The 2000s

Françoise publishes Le Sexocide des Sorcières in 1999, arguing that these unfair trials were only a fallacious pretext to submit and condemn not just the Witch but Woman. In 2002, she wonders about our future in L’homme de demain a-t-il un future? Combien de temps durera le XXIeme siecle? In 2003, it will be L’Evangile de Véronique, the “bleeding woman” who confronts the Fathers of the Church. In a last public outcry against the detested patriarchy.

August 3, 2005

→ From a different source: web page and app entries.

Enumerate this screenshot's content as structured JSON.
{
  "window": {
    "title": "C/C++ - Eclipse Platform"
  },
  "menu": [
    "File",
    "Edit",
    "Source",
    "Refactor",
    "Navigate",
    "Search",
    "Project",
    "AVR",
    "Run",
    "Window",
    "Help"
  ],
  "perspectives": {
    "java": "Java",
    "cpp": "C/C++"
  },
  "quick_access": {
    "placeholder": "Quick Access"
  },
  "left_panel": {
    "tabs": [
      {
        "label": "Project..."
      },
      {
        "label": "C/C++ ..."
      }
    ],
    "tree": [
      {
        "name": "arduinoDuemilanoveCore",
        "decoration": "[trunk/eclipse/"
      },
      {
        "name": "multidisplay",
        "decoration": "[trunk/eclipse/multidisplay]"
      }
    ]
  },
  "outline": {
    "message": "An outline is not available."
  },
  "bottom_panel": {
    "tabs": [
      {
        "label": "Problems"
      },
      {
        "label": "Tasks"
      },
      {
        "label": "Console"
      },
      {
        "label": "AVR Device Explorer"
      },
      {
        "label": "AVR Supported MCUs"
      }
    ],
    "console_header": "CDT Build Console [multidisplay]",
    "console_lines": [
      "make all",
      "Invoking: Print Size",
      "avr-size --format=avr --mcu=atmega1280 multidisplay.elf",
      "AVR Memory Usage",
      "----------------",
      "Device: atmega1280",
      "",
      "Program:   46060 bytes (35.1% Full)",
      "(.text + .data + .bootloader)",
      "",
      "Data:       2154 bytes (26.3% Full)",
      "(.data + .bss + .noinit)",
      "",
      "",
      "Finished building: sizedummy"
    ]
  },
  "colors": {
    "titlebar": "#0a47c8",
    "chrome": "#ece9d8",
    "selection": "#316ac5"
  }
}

Having only put down her pen a few days before, the one whose motto was “Not a day without a line” dies in her apartment for needy artists on the rue du Montparnasse in Paris. She bequeathed to us more than 100 books, 3 new words for our language and a dazzling thought of an acuity today welcomed after a long period of oblivion. Suspecting she would be recognized after her death, she confided to us shortly before her departure that she had had a “somewhat failed, but joyful” life and that she was not sorry to leave this world in view of what was to come, while regretting leaving it to us in such a state.

“I bequeath to all those who have loved me and will read me or have read me with understanding my irreducible hatred of a society filthier than all those that have preceded it, the love of the men and women it crushes and degrades in all ways and at all levels, the love of the environment to be resurrected if it is still possible, and the care to continue the fight against the patriarchal and imperialist power that my last strength will be used to curse and my last writings to fight.”

“Good evening everyone”